WHAT IS NEEDED: The listing that follows must be retyped exactly, without its pictures.

━━━ DATASET RECORDS ━━━

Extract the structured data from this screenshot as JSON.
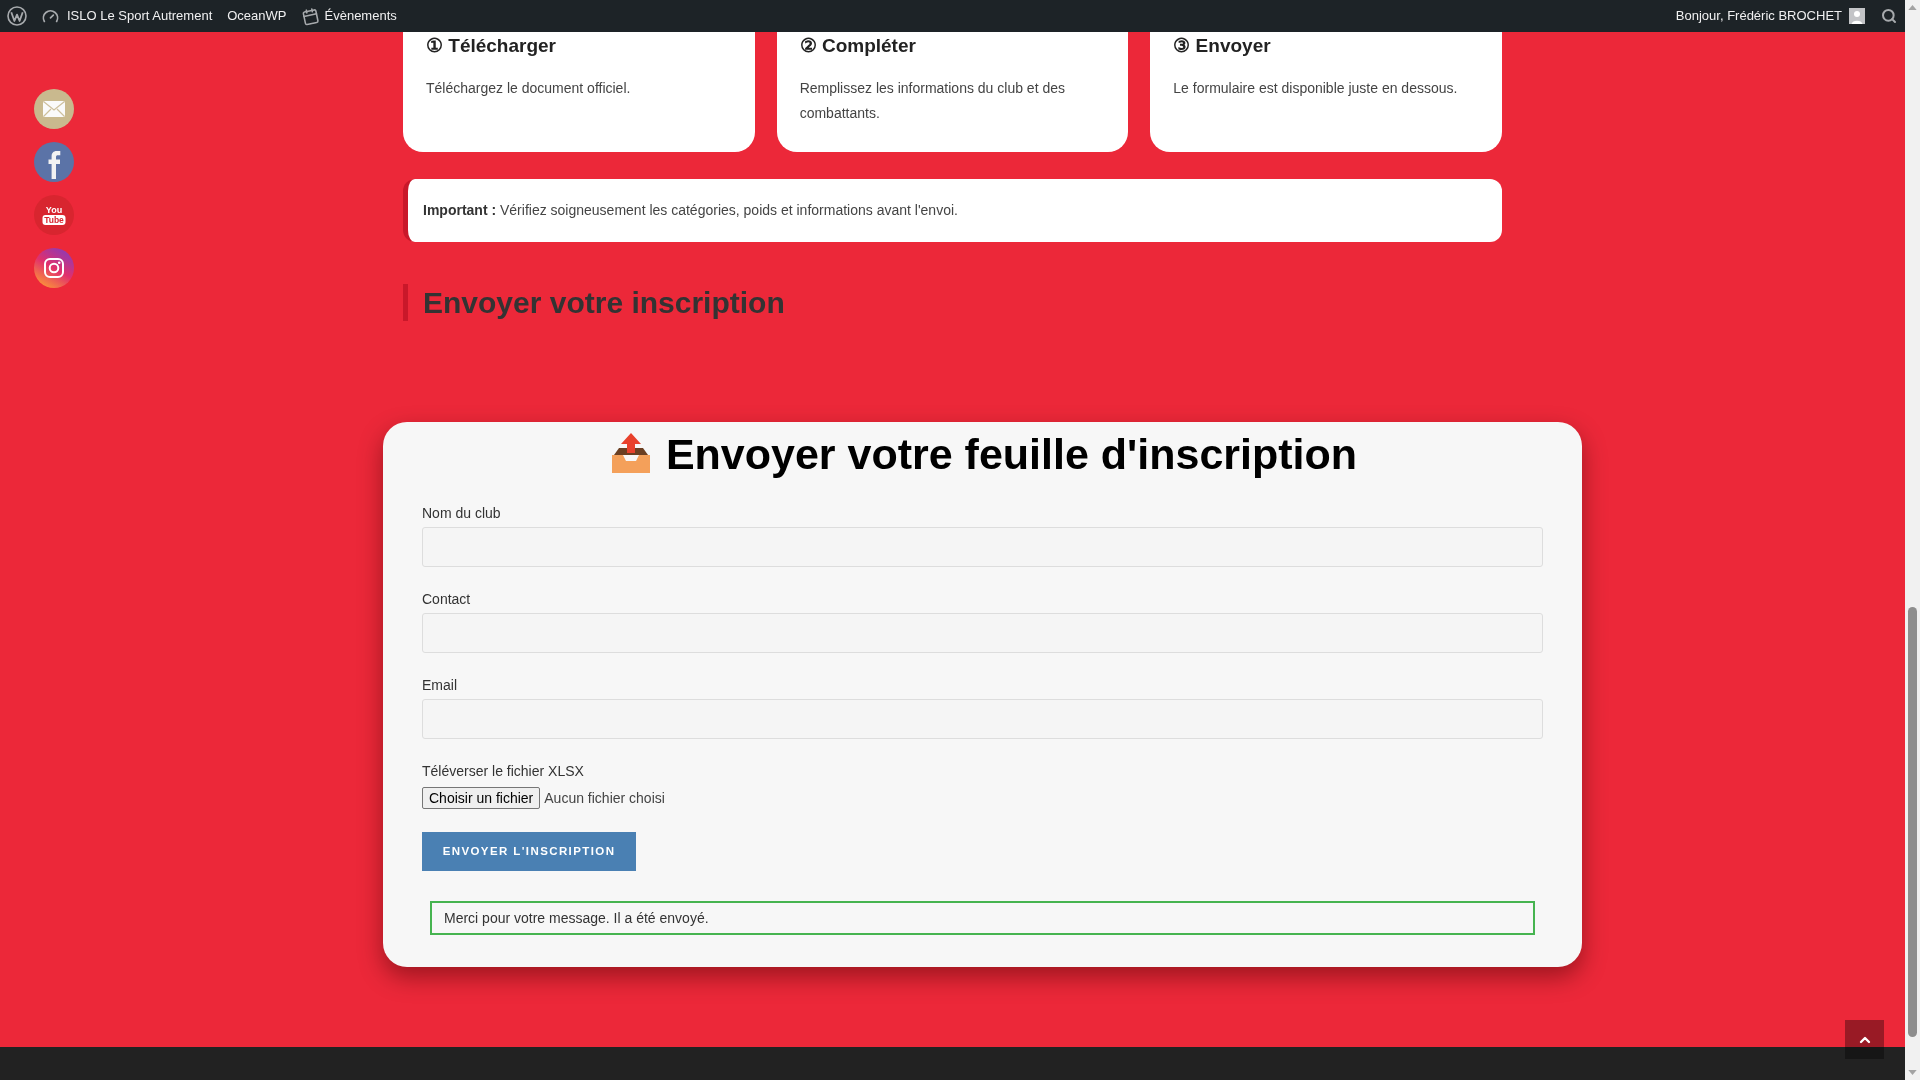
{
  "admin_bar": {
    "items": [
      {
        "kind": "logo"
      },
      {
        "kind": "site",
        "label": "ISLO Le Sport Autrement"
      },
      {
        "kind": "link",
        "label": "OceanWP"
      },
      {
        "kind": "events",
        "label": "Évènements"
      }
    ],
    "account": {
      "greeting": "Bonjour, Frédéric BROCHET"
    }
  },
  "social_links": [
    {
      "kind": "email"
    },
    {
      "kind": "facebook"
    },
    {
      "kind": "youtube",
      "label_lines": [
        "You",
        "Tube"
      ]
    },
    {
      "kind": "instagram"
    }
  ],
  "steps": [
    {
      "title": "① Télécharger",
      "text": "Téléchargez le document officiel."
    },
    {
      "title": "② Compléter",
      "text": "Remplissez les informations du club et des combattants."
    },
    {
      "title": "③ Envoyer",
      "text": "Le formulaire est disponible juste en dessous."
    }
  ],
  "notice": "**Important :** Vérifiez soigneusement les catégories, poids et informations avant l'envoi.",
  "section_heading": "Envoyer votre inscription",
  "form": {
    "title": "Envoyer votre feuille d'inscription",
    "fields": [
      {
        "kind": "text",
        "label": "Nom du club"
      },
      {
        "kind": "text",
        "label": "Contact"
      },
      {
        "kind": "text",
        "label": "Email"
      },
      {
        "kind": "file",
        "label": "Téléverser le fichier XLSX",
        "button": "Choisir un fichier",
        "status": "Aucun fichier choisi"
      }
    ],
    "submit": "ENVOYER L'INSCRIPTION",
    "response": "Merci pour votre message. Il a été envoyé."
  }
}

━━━

RESPONSE:
Extract the structured data from this screenshot as JSON.
{
  "admin_bar": {
    "items": [
      {
        "kind": "logo"
      },
      {
        "kind": "site",
        "label": "ISLO Le Sport Autrement"
      },
      {
        "kind": "link",
        "label": "OceanWP"
      },
      {
        "kind": "events",
        "label": "Évènements"
      }
    ],
    "account": {
      "greeting": "Bonjour, Frédéric BROCHET"
    }
  },
  "social_links": [
    {
      "kind": "email"
    },
    {
      "kind": "facebook"
    },
    {
      "kind": "youtube",
      "label_lines": [
        "You",
        "Tube"
      ]
    },
    {
      "kind": "instagram"
    }
  ],
  "steps": [
    {
      "title": "① Télécharger",
      "text": "Téléchargez le document officiel."
    },
    {
      "title": "② Compléter",
      "text": "Remplissez les informations du club et des combattants."
    },
    {
      "title": "③ Envoyer",
      "text": "Le formulaire est disponible juste en dessous."
    }
  ],
  "notice": "**Important :** Vérifiez soigneusement les catégories, poids et informations avant l'envoi.",
  "section_heading": "Envoyer votre inscription",
  "form": {
    "title": "Envoyer votre feuille d'inscription",
    "fields": [
      {
        "kind": "text",
        "label": "Nom du club"
      },
      {
        "kind": "text",
        "label": "Contact"
      },
      {
        "kind": "text",
        "label": "Email"
      },
      {
        "kind": "file",
        "label": "Téléverser le fichier XLSX",
        "button": "Choisir un fichier",
        "status": "Aucun fichier choisi"
      }
    ],
    "submit": "ENVOYER L'INSCRIPTION",
    "response": "Merci pour votre message. Il a été envoyé."
  }
}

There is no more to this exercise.